primarily highlighted female models of self-sacrifice. Moreover, growing up in Italy, where the culture is still patriarchal at heart, I came of age sexually with a militant desire to claim my own empowered and independent identity. And that included sexual experimentation that purposely avoided locking myself into a loyalty that went beyond sexual compatibility to include long term relationships. Now in my thirties I can honestly say that I think I spent the whole of my twenties terrified that coupledom equalized loss of identity.
The times that I tried to fit into the model of boyfriend and girlfriend cohabitation, my fear of loss of independence to “twoness”, ultimately always had the better of me. I simply could not see “coupledom” as a positive self-affirming experience. Perhaps this is also because I felt the need to chip away layers of history that pictured the ideal of the female as the sacrificial lamb, the one who must, above all, facilitate the success of her man, or risk being the main contributor to his failure. For, since the beginning of time, the woman is the gatherer and the man is the hunter. I feel we still have a long way to go until we rid ourselves of this differentiation amongst the sexes.
On the whole I have enjoyed my freedom immensely and have truly had time to revel and know how wonderfully rewarding it is to spend time on my own. After all, since we are born alone and die alone, knowing how to be alone is a good skill to acquire, for only when confronting one’s self can we truly know ourselves. And how can we truly interact with one another if we do not know ourselves?
No matter how many times I have experienced heartbreak, I am still an optimist when it comes to human interaction. I believe that ultimately there are several kinds of love in life, none of which can really be encompassed in this or that definition. Despite the technological age, love is still as mysterious and ungraspable as it always was and always will be. Thank God some things are still able to escape classification.
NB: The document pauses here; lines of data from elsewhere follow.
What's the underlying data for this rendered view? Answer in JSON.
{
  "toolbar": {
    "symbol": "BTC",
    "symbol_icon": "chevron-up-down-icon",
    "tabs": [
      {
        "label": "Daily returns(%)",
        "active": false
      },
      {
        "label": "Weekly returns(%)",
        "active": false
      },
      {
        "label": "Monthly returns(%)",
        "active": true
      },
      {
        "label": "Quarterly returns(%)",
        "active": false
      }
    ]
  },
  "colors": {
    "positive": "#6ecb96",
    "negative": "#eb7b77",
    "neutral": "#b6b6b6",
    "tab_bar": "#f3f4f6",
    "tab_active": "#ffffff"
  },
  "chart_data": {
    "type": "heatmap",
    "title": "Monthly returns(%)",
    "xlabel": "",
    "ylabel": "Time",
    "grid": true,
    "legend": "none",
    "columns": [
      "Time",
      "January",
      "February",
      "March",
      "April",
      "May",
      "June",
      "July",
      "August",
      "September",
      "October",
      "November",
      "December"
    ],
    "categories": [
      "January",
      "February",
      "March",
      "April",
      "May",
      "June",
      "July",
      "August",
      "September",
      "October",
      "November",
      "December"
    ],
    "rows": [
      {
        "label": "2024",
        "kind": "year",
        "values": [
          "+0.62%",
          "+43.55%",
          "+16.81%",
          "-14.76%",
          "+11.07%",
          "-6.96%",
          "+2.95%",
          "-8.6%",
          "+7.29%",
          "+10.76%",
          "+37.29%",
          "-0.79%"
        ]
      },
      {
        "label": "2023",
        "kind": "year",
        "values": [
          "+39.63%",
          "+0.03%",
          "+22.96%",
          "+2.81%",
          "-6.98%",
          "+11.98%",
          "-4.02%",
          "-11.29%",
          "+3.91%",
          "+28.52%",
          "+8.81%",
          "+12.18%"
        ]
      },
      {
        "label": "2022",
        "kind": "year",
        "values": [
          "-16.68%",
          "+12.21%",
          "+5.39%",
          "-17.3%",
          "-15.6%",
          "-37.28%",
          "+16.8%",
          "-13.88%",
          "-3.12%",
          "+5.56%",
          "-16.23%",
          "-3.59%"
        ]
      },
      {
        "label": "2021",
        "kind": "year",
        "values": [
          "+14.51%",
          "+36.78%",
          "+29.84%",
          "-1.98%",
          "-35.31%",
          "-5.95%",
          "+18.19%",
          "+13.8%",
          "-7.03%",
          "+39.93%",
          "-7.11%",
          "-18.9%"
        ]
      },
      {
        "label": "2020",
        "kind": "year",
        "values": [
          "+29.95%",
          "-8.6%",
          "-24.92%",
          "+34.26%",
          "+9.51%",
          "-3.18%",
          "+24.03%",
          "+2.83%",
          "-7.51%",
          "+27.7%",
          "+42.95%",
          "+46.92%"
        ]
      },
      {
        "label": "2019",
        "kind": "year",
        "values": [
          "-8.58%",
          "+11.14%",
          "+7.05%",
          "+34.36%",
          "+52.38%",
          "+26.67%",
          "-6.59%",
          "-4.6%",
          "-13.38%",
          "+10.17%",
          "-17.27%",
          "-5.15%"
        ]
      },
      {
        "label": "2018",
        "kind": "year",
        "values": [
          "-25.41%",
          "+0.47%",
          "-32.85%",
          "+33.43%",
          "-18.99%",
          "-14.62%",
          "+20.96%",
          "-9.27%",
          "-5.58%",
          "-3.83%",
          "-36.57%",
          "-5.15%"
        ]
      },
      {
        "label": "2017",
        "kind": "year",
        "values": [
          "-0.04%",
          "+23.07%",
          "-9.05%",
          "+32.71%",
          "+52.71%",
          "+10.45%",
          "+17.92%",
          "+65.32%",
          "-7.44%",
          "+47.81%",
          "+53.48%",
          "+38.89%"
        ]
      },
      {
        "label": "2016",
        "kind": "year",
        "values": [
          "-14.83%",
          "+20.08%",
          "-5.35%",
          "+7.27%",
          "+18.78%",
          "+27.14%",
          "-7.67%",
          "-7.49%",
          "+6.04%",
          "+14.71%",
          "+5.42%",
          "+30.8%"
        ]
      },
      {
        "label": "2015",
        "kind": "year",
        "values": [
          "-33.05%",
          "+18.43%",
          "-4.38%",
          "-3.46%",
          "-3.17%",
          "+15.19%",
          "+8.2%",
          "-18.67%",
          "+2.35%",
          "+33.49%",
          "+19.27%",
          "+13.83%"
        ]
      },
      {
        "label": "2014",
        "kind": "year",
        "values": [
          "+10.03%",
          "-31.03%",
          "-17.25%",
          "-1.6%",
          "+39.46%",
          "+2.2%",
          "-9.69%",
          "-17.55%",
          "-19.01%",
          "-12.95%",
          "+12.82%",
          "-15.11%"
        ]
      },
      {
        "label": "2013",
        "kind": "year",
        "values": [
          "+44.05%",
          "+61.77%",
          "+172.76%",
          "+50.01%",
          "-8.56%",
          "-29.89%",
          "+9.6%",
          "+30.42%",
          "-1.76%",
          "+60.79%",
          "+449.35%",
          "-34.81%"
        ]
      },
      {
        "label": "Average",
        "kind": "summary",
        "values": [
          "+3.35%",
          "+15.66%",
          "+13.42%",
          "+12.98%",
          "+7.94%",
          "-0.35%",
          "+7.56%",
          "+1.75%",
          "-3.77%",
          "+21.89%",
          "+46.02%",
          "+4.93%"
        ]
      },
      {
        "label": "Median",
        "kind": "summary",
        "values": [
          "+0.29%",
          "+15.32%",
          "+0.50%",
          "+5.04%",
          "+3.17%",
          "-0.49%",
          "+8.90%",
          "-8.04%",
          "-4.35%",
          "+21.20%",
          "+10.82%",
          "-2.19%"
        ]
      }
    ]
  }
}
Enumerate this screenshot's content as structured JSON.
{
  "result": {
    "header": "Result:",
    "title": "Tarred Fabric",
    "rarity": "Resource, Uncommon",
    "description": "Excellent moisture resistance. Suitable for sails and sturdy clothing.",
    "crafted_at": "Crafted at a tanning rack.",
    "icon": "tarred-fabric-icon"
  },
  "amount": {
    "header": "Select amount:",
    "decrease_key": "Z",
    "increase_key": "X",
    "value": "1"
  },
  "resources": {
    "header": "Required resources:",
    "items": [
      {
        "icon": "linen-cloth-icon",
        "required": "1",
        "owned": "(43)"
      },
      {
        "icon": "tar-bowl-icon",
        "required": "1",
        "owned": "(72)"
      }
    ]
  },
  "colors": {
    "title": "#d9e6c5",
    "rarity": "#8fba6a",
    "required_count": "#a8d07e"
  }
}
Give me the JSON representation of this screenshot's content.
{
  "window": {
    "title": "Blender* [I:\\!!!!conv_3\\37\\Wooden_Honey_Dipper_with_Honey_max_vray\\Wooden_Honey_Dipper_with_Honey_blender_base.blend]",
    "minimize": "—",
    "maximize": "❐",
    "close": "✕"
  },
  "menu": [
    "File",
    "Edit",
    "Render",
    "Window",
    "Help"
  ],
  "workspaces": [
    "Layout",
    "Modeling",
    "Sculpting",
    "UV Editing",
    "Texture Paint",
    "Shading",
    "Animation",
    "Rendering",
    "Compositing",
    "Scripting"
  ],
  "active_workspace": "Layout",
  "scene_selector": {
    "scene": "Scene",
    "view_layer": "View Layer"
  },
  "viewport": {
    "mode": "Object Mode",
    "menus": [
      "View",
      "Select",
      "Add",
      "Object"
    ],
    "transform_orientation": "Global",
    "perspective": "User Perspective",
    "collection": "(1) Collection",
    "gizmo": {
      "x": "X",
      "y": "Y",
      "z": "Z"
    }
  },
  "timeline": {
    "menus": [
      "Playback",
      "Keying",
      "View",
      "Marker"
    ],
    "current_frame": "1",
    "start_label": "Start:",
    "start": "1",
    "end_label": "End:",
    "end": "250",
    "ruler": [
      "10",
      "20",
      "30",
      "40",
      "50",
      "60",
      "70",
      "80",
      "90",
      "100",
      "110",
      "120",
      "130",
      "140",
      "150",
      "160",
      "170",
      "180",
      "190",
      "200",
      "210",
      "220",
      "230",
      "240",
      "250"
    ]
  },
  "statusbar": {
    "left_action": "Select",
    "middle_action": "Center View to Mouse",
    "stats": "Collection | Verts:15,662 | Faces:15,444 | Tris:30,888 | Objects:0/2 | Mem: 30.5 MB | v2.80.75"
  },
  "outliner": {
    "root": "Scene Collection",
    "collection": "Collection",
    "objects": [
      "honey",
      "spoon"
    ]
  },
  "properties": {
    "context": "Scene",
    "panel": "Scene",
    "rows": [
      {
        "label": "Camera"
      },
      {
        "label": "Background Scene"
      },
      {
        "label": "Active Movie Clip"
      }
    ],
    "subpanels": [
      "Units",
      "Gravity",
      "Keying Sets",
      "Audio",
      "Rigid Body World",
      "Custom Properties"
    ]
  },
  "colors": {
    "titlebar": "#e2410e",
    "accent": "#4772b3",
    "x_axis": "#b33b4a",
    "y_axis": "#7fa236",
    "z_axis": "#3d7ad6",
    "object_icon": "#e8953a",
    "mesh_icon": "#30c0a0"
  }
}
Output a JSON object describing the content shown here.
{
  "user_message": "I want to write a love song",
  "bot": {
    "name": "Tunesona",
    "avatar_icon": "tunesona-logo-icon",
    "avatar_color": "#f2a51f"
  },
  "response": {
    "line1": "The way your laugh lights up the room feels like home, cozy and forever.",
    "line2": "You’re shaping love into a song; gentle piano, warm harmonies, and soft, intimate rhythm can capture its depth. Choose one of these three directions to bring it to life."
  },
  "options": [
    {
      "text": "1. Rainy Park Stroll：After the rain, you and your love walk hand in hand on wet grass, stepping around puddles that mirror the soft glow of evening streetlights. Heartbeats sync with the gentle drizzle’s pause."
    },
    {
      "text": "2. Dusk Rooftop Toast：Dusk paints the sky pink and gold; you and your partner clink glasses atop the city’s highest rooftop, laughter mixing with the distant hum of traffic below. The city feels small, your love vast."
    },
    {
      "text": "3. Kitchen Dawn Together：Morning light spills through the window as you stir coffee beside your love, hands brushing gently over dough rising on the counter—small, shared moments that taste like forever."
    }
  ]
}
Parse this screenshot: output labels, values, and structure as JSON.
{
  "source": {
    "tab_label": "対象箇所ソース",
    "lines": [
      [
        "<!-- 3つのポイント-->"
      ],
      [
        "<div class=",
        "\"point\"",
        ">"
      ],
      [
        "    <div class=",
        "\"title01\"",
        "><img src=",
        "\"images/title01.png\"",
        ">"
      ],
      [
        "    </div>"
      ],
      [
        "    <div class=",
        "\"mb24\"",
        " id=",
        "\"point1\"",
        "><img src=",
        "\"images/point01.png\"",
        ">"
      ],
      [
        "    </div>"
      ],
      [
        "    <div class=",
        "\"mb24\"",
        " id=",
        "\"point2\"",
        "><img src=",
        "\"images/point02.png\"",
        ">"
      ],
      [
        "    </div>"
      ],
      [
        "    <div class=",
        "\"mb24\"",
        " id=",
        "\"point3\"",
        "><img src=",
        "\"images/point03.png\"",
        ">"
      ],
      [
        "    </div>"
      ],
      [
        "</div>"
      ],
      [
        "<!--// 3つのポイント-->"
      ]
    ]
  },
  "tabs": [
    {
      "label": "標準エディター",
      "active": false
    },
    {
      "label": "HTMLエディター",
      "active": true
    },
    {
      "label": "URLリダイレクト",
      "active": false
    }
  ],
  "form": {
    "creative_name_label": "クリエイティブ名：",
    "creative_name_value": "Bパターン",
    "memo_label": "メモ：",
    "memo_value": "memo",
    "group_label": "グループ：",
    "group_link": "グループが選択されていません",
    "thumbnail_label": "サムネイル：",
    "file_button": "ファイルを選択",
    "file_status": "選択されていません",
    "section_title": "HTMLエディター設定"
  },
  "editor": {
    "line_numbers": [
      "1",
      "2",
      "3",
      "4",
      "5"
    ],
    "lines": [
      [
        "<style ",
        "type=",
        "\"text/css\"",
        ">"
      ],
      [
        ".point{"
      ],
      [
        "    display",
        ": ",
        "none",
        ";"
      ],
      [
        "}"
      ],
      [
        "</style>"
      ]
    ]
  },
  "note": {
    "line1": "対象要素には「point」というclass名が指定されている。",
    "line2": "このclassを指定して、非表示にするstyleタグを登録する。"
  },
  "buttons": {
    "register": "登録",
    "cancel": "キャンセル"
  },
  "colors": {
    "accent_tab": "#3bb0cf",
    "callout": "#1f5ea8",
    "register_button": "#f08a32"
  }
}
As long as we live and are, as Maurice Merleau-Ponty would put it, “the flesh of the world”, we will interact with and through our perceptions and our emotions. Just like the baby knows what warm or cold is through having touched and felt the meaning of the word, lovers can only truly feel love rather than will love into action.
I believe we equally desire the momentary and transient as much as the constant and secure. These opposite positions are constantly pulling us towards our very own paradoxical contradiction.